The answer must be a single number: the count of lines in the data below that hold the word "title".
*** INPUT MATERIAL ***
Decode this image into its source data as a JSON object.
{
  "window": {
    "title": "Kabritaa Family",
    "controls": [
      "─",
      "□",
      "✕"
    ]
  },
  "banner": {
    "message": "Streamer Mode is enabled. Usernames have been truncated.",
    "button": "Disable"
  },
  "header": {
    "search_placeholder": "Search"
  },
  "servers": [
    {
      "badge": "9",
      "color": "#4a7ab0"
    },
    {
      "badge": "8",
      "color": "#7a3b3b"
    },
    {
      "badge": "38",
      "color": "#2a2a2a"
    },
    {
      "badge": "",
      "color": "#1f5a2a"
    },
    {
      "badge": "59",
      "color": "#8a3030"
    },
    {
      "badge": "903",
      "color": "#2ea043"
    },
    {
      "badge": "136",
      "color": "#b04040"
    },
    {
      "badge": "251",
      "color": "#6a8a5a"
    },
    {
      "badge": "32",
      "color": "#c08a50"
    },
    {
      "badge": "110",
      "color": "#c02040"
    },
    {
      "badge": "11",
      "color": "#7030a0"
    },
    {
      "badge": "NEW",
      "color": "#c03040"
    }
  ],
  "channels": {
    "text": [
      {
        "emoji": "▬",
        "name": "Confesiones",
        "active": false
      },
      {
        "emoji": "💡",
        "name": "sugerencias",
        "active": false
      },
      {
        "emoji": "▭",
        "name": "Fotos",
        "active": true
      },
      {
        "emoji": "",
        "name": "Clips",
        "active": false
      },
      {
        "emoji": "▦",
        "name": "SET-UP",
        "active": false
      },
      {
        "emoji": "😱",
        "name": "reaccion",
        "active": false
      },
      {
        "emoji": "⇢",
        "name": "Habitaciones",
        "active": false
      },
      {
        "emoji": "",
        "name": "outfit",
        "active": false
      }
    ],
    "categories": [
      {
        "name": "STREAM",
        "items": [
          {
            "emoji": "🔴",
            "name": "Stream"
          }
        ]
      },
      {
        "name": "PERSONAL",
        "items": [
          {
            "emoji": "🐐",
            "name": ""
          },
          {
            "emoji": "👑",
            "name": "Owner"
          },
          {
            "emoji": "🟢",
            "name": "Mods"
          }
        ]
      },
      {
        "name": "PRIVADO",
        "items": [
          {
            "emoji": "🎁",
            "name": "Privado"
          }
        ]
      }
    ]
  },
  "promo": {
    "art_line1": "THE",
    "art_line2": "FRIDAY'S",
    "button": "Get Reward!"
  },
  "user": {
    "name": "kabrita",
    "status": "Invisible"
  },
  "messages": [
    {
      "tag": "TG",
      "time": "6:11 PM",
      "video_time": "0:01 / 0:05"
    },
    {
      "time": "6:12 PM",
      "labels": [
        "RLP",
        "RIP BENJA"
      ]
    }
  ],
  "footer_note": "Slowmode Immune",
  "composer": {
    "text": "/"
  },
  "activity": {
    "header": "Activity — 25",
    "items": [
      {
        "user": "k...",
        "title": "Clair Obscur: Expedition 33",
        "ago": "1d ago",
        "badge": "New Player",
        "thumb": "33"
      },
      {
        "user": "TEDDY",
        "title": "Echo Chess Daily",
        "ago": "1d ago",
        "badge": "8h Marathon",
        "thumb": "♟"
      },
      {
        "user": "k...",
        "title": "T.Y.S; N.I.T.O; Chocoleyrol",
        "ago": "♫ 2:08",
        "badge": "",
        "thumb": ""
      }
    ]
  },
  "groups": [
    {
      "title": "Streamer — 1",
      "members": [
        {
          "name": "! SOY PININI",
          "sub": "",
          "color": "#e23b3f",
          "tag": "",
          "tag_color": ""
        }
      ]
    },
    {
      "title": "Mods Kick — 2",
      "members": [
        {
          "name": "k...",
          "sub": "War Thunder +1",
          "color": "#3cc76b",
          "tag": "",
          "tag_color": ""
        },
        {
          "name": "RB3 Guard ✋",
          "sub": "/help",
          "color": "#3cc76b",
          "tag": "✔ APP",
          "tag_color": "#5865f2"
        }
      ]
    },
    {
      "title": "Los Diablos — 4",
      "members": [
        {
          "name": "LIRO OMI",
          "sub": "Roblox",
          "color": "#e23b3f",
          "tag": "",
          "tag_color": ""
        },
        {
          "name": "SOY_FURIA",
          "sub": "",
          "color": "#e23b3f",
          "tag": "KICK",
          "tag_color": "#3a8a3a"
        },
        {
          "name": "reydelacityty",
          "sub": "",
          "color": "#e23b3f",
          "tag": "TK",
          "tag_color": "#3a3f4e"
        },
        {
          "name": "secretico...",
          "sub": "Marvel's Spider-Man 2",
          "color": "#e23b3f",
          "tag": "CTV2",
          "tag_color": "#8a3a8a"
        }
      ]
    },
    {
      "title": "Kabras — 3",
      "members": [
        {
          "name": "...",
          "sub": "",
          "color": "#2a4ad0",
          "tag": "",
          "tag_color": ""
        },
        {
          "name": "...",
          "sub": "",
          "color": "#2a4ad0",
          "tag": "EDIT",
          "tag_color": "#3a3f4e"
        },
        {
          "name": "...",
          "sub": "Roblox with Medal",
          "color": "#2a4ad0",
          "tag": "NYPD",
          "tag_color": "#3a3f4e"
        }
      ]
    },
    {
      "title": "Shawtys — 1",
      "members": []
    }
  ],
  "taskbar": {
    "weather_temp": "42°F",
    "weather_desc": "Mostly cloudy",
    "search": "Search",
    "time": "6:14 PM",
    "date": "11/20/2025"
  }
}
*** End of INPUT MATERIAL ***
* **OUTPUT FOR THIS EXERCISE**
9